Many knitters who are not allergic to other types of animal fiber find that they have an allergy to mohair yarn. Itching and redness of the skin are common symptoms of a mohair allergy. For a knitter who has never used mohair fiber before, it is a good idea to do a test swatch to see if an allergic reaction occurs. It is also wise for a knitter to determine if the recipient of a knitted gift is allergic to mohair.
On its own, mohair has a very light, fluffy texture, so it is often spun together with other fibers to form a blend. Blends that feature mainly wool content are heavy and durable, with less of the fuzzy halo characteristic of mohair fiber. These blends are versatile and can be used for any number of knit projects for cold weather wear, from gloves to sweaters. Mohair may also be spun around a single ply of synthetic fiber such as nylon, which holds the mohair yarn together. This type of blend has a great deal of halo but can stretch out of shape more easily than a wool/mohair blend, so it would be a good choice for a project that shows off the airy, fuzzy texture of mohair yarn while lacking definitive shape, such as a loosely knit lace scarf or shawl.

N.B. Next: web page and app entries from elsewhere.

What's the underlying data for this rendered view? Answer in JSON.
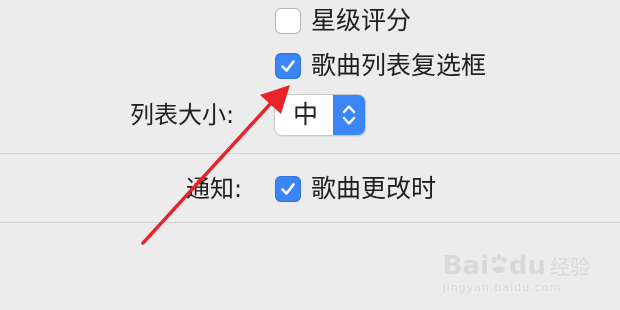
{
  "options": {
    "star_rating": {
      "label": "星级评分",
      "checked": false
    },
    "song_list_checkbox": {
      "label": "歌曲列表复选框",
      "checked": true
    }
  },
  "list_size": {
    "label": "列表大小:",
    "value": "中"
  },
  "notifications": {
    "label": "通知:",
    "option": {
      "label": "歌曲更改时",
      "checked": true
    }
  },
  "annotation": {
    "color": "#e8232a"
  },
  "watermark": {
    "brand": "Bai",
    "brand_suffix": "du",
    "cn": "经验",
    "url": "jingyan.baidu.com"
  },
  "colors": {
    "accent": "#3a86f6",
    "background": "#ececec"
  }
}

As with any other type of fiber, yarn weight is an important consideration when choosing a mohair yarn. Most patterns contain information about what yarn weight is necessary for obtaining the prescribed knitting gauge, or number of stitches per inch. Many projects that show off the downy halo of mohair are lace projects that call for a lace or fingering weight yarn knit loosely on relatively large needles. However, mohair yarn can be any weight, and a knitter should choose a yarn weight that helps her match whatever gauge is specified by her pattern.

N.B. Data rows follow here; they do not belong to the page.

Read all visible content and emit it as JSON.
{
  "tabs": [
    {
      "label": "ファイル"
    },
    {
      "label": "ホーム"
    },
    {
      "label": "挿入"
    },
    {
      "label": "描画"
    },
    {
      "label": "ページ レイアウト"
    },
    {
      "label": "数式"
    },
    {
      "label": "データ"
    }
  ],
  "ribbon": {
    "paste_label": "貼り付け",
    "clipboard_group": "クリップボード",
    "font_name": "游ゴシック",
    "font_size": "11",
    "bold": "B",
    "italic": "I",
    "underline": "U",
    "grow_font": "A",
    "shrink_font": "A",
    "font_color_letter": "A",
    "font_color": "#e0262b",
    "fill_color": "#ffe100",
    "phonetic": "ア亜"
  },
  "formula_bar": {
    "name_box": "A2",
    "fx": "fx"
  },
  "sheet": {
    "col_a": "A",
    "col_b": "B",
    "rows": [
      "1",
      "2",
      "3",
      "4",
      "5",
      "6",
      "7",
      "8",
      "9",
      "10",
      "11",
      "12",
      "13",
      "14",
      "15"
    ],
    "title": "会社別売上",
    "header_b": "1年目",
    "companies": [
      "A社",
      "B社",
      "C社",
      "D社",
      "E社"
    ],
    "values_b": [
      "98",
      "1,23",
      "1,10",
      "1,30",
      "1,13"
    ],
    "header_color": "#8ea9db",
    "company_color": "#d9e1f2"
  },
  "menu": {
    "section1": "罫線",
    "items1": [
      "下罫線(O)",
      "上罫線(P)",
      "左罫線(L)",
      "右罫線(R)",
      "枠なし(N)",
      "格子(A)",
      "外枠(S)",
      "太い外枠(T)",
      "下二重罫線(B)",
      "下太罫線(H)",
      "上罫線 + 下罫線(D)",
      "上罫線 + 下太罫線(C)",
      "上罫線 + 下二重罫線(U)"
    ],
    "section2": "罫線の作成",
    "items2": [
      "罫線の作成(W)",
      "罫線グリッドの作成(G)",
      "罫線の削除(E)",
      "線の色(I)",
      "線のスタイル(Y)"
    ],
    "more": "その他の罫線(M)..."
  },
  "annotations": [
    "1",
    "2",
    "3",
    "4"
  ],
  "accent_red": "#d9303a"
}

Unlike most other types of animal fiber, mohair does not felt when exposed to extreme temperatures or when agitated. If a knitter wishes to make a felted project, it is probably best for her to choose a mohair yarn with a lot of wool content, or to forgo using mohair altogether. Another unique property of mohair is that it absorbs dye very well, meaning that mohair yarns are usually available in a wide range of rich colors. The best mohair yarns will be evenly dyed, as any signs of uneven dyeing are probably due to improper dyeing practices.